Dolphin is the default file manager in KDE 4. It includes several unique enhancements for the user that aren't available in Konqueror. By focusing exclusively on file management, Dolphin avoids many of the pitfalls inherent in Konqueror's approach, leading to such items as a more flexible sidebar system and a less-invasive notification system that doesn't interrupt user work flow. Konqueror can still be used as file manager (as can other alternatives, for that matter) and in fact it shares the fileview functionality with Dolphin.
On the left-hand side, Dolphin's Panel provides quick access to your most often used locations, called “Places.” Just drag a folder to the sidebar and be able to quickly access it, from not only Dolphin itself, but also from the KickOff Places tab and the Lancelot Computer tab. Right-click an empty space to see other options.
Some hints and tips to get you started:
- Type Ctrl-F4 to open up a terminal at the bottom in the current folder.

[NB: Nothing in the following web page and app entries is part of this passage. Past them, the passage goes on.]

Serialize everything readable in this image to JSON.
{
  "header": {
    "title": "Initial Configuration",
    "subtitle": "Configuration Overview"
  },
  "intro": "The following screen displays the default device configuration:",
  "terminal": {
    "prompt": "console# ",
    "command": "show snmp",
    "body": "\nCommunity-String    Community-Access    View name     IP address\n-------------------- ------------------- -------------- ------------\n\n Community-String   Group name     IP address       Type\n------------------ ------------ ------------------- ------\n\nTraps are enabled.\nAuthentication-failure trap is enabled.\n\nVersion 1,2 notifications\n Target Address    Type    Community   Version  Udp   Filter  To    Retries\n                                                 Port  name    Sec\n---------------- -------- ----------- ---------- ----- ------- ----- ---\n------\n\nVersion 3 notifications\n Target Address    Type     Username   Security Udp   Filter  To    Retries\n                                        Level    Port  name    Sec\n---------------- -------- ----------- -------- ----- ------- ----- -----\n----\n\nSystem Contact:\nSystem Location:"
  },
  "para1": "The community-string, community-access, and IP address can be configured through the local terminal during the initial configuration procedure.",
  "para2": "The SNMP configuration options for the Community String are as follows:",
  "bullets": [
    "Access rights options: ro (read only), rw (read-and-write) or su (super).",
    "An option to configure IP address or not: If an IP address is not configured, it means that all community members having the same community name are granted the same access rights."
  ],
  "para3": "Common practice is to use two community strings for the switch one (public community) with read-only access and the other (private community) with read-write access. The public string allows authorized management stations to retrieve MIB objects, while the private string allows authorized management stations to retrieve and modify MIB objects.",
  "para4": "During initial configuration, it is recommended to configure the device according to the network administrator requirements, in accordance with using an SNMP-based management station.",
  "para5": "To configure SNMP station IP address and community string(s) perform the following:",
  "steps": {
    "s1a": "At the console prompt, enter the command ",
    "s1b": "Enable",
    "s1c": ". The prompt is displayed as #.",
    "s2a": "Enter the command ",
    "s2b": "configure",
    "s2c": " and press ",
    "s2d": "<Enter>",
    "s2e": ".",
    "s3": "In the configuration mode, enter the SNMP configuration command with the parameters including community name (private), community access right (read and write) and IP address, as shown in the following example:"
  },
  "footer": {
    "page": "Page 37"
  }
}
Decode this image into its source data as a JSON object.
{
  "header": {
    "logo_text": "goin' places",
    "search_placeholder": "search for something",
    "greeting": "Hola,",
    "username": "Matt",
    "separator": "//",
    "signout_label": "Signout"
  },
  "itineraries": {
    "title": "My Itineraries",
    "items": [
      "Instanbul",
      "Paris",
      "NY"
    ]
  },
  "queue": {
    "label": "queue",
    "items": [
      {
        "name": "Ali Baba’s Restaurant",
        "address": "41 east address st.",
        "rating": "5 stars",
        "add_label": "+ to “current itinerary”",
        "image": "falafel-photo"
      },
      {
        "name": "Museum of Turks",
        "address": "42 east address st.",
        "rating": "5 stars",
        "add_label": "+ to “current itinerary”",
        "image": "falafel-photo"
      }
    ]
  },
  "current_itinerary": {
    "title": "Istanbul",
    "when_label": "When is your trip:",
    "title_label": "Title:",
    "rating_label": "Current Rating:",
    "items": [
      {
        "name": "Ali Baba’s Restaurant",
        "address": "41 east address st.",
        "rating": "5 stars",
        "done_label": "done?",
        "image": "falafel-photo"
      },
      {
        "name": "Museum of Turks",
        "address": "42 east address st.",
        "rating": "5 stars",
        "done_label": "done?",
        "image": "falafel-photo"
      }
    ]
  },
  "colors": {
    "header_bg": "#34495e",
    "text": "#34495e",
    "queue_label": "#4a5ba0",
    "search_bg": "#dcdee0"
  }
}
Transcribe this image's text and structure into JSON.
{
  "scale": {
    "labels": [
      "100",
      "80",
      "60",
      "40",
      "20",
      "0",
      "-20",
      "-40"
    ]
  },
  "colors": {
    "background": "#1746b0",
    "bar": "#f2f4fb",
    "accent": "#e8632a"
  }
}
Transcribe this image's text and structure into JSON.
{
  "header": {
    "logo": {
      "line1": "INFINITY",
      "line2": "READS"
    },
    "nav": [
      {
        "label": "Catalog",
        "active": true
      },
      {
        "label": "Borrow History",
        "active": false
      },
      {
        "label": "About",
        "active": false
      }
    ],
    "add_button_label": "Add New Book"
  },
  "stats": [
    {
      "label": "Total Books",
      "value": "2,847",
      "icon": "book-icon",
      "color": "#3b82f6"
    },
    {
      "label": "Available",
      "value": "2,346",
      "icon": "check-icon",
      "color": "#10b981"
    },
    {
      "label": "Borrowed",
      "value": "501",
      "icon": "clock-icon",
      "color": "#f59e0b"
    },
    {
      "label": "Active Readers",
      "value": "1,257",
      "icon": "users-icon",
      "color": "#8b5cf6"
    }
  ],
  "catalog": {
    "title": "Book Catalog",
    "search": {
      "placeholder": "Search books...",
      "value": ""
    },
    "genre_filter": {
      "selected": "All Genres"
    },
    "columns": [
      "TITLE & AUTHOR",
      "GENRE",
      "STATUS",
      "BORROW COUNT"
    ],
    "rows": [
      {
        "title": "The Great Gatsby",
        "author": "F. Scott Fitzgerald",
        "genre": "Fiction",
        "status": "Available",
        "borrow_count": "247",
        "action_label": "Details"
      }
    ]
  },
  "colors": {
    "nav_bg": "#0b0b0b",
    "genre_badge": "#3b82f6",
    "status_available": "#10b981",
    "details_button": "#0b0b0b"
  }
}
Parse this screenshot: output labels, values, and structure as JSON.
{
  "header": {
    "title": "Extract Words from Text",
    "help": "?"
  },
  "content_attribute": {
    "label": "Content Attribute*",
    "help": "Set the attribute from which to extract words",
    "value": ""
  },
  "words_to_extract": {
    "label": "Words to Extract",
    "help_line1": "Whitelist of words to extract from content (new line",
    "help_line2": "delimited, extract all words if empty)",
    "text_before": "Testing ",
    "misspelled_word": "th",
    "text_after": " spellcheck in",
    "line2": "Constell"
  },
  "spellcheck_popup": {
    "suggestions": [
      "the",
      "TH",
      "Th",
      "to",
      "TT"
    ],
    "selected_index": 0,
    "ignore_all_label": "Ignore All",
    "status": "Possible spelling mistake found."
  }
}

- For directories containing lots of images, press the preview button in Dolphin's toolbar and get previews of the files located in the current directory.
- To quickly move between directories, click on the breadcrumbs located right above the main view screen (e.g., Home > Mail > Inbox). Clicking on the arrow next to one of the breadcrumbs lets you move swiftly to different subdirectories.
- For a side-by-side view that makes copying files between directories easy, hit the “Split View” button.
- Dolphin remembers settings for a specific directory, but you can also set global defaults by clicking Settings" --> Configure Dolphin.
For more tips and hints, as well as customization ideas, follow the link below to the Wiki.
There are a few programs you may want to investigate while booted to the LiveCD:
- Firefox is the default web browser in MEPIS Linux.
- Kopete is an instant messenger client that supports several popular IM services, such as Yahoo, AIM, and MSN.
- Kontact is an all-purpose personal information manager application. It is primarily a calendar, email, and addressbook application, but incorporates other features such as sticky notes, journaling, and RSS aggregation.
- MEPIS Linux includes a variety of games, such as solitaire or mahjongg. You can even play them while you install!
- Amarok is a music player and organizer similar to iTunes. You can use it to play music files or CDs, tune-in to internet radio, transfer songs to your portable music player, or buy songs from Magnatune.
For more information on available applications, see Section 8.